By defining the molecular basis of uncommon Mendelian epilepsy syndromes, we identify genes that may contribute to epileptogenesis in more common and genetically complex forms of the disease. Similarly, by studying the physiological impact of specific mutations, we discover the diversity of cellular mechanisms that can promote neuronal hyperexcitability and learn more about the importance of genes expressed in the brain.
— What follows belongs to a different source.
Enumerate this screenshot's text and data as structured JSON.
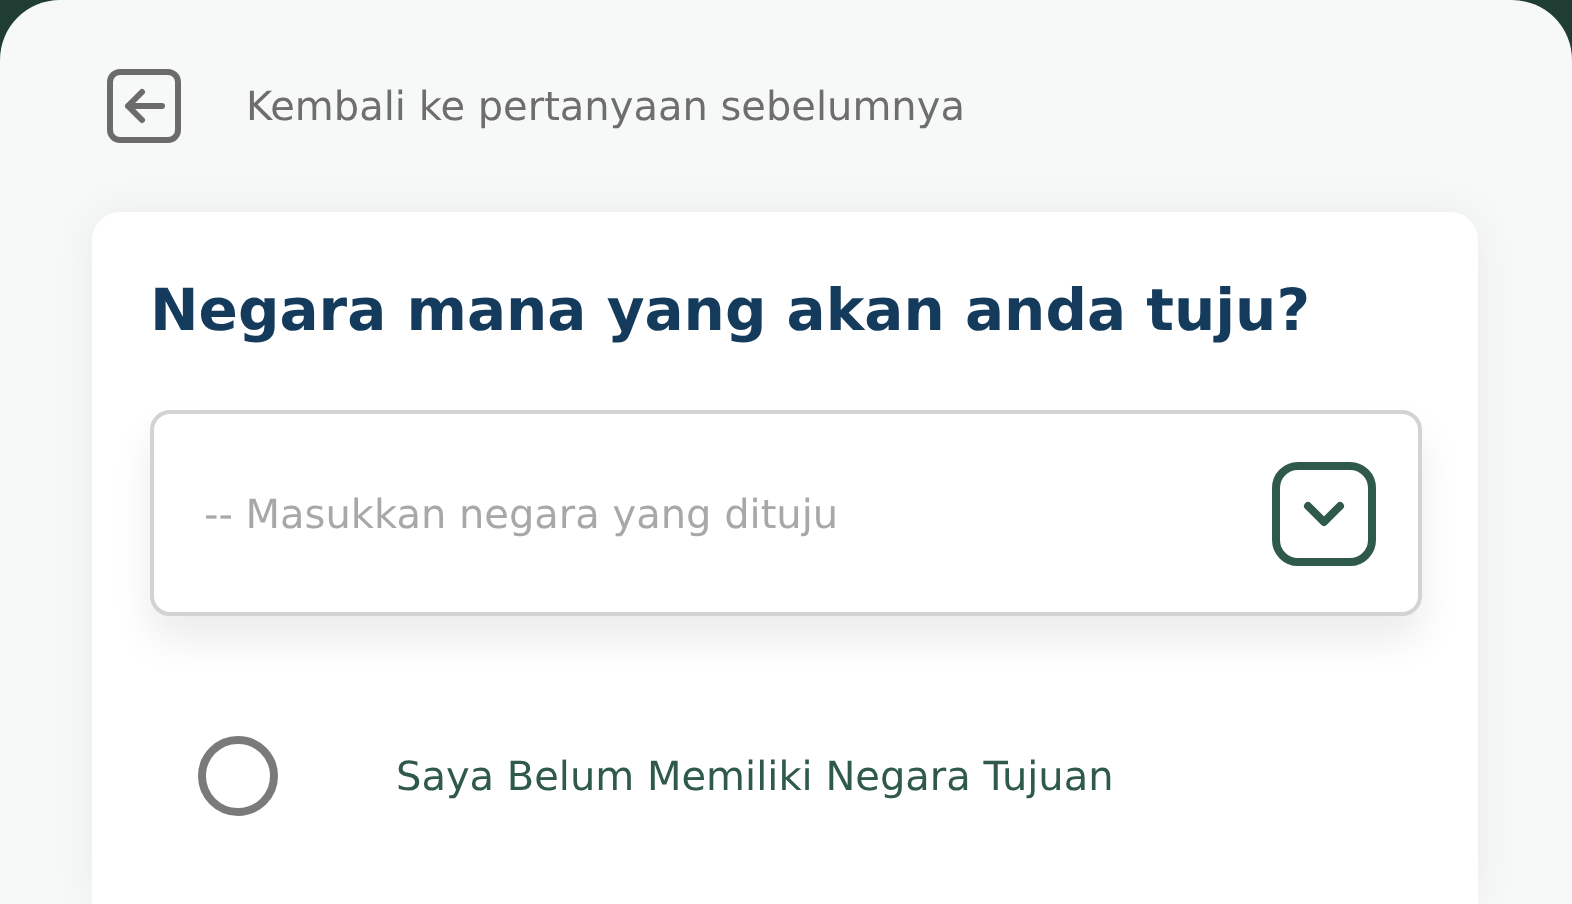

These advances also contribute to our ability to recognize and diagnose inherited neurological diseases, provide important information useful for counseling affected families, and identify potential new targets for anticonvulsant therapy.
Corresponding author: Alfred L. George, Jr, MD, Division of Genetic Medicine, 529 Light Hall, Vanderbilt University, Nashville, TN 37232-0275 (e-mail: email@example.com).
Accepted for publication November 3, 2003.
This study was supported by Javits Neuroscience Investigator Award NS32387 from the National Institute of Neurological Disorders and Stroke, Bethesda, Md.
I thank Christopher Lossin, PhD, for critical reading of the manuscript.